This morning I read this article http://www.nytimes.com/2008/04/19/business/19bear.html?_r=1&hp&oref=slogin about how a lot of Ivy league grads have had their job offers from Bear Stearns rescinded before they have even started working, and it TERRIFIED me.
BSC is a unique case, and their situation bears--no pun intended--very little resemblance to the legal job market. Bear suffered serious liquidity issues resulting from mortgage-backed securities and hedge fund losses, and were subsequently taken over by JPM. Layoffs and offer retractions are commonplace during any acquisition, as redundancies in organizational structure result in operational inefficiencies. Unless the firm that you accepted an offer from was going bankrupt and was taken over in a white knight acquisition, then the BSC case offers no parallel. The high-finance job market is notoriously volatile even in the best of times, and offers much less job security than the legal profession.

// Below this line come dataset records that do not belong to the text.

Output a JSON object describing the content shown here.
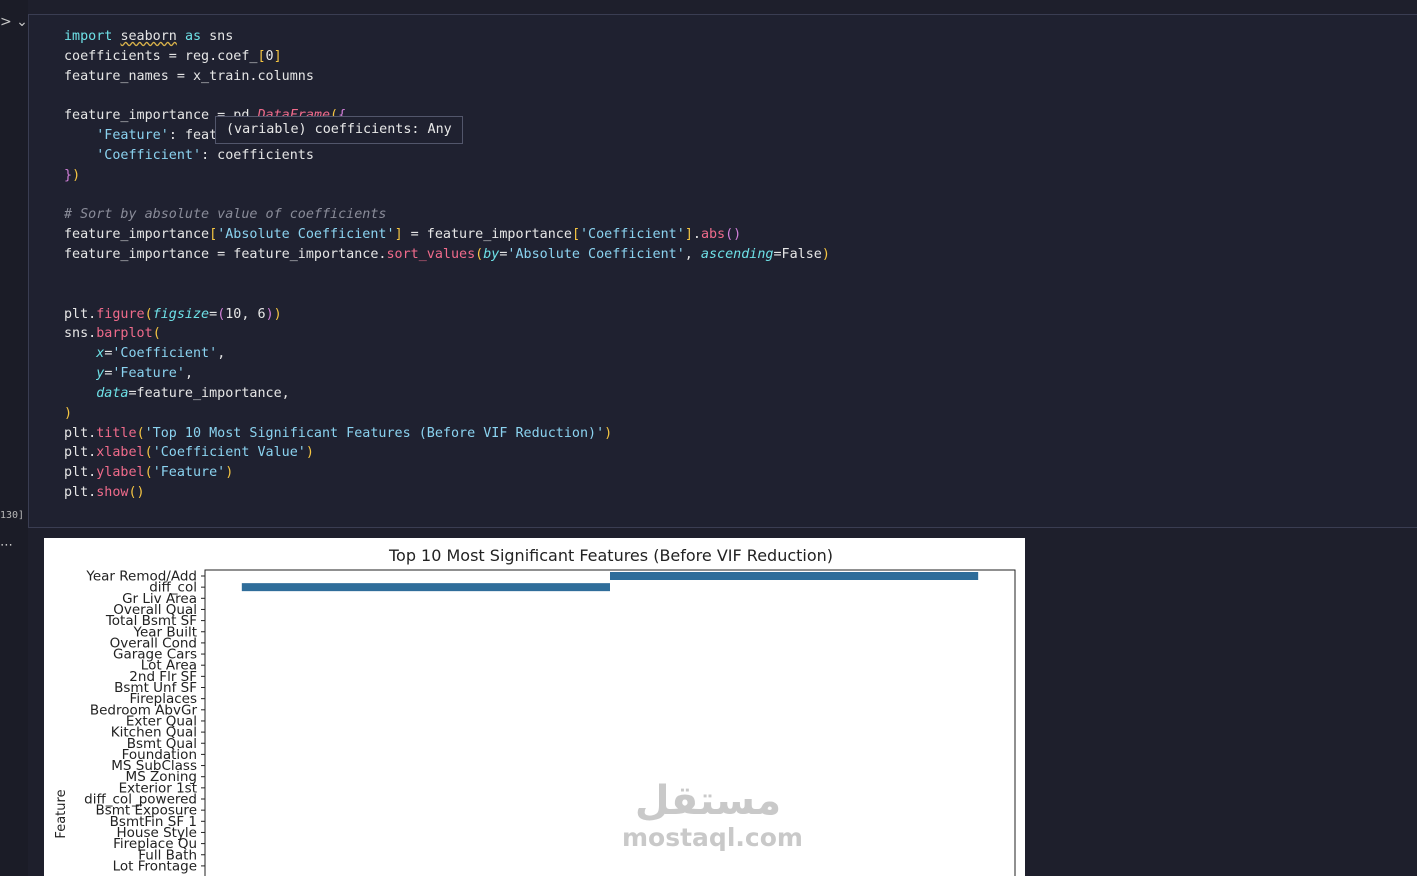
{
  "execution_count": "130]",
  "tooltip": "(variable) coefficients: Any",
  "code": {
    "import_kw": "import",
    "module": "seaborn",
    "as_kw": "as",
    "alias": "sns",
    "feature_label": "'Feature'",
    "feat_partial": "feat",
    "comment": "# Sort by absolute value of coefficients"
  },
  "output": {
    "title": "Top 10 Most Significant Features (Before VIF Reduction)",
    "ylabel": "Feature",
    "watermark_arabic": "مستقل",
    "watermark_latin": "mostaql.com"
  },
  "chart_data": {
    "type": "bar",
    "orientation": "horizontal",
    "title": "Top 10 Most Significant Features (Before VIF Reduction)",
    "ylabel": "Feature",
    "categories": [
      "Year Remod/Add",
      "diff_col",
      "Gr Liv Area",
      "Overall Qual",
      "Total Bsmt SF",
      "Year Built",
      "Overall Cond",
      "Garage Cars",
      "Lot Area",
      "2nd Flr SF",
      "Bsmt Unf SF",
      "Fireplaces",
      "Bedroom AbvGr",
      "Exter Qual",
      "Kitchen Qual",
      "Bsmt Qual",
      "Foundation",
      "MS SubClass",
      "MS Zoning",
      "Exterior 1st",
      "diff_col_powered",
      "Bsmt Exposure",
      "BsmtFin SF 1",
      "House Style",
      "Fireplace Qu",
      "Full Bath",
      "Lot Frontage"
    ],
    "values": [
      1.0,
      -1.0,
      0,
      0,
      0,
      0,
      0,
      0,
      0,
      0,
      0,
      0,
      0,
      0,
      0,
      0,
      0,
      0,
      0,
      0,
      0,
      0,
      0,
      0,
      0,
      0,
      0
    ],
    "xlim": [
      -1.1,
      1.1
    ],
    "color": "#2f6d9a",
    "grid": false
  }
}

That said, I would argue that layoffs and slow hiring over the next couple of years would actually result in an increase in hiring as the economy picks back up in the wake of a recession or economic slowdown. The economy is cyclical, and periods of contraction tend to last, on average, 17 months. It is highly unlikely that this current period of economic slowdown will continue for another 3 or 4 years, when many of us will be entering the job market. In fact, we may enjoy graduating into an expanding economy and above average hiring practices.
In Sum: The case of Bear Stearns is unique and not representative of the high-finance job market at large; The high-finance job market, though currently contracting (to a lesser extent than the Bear Sterns example would cause you to believe), is more sensitive to changes in the overall economy than is the job market for lawyers; The economic cycle rarely sees periods of contraction lasting longer than several years, and we are likely to graduate into a period of economic expansion in 3 or 4 years.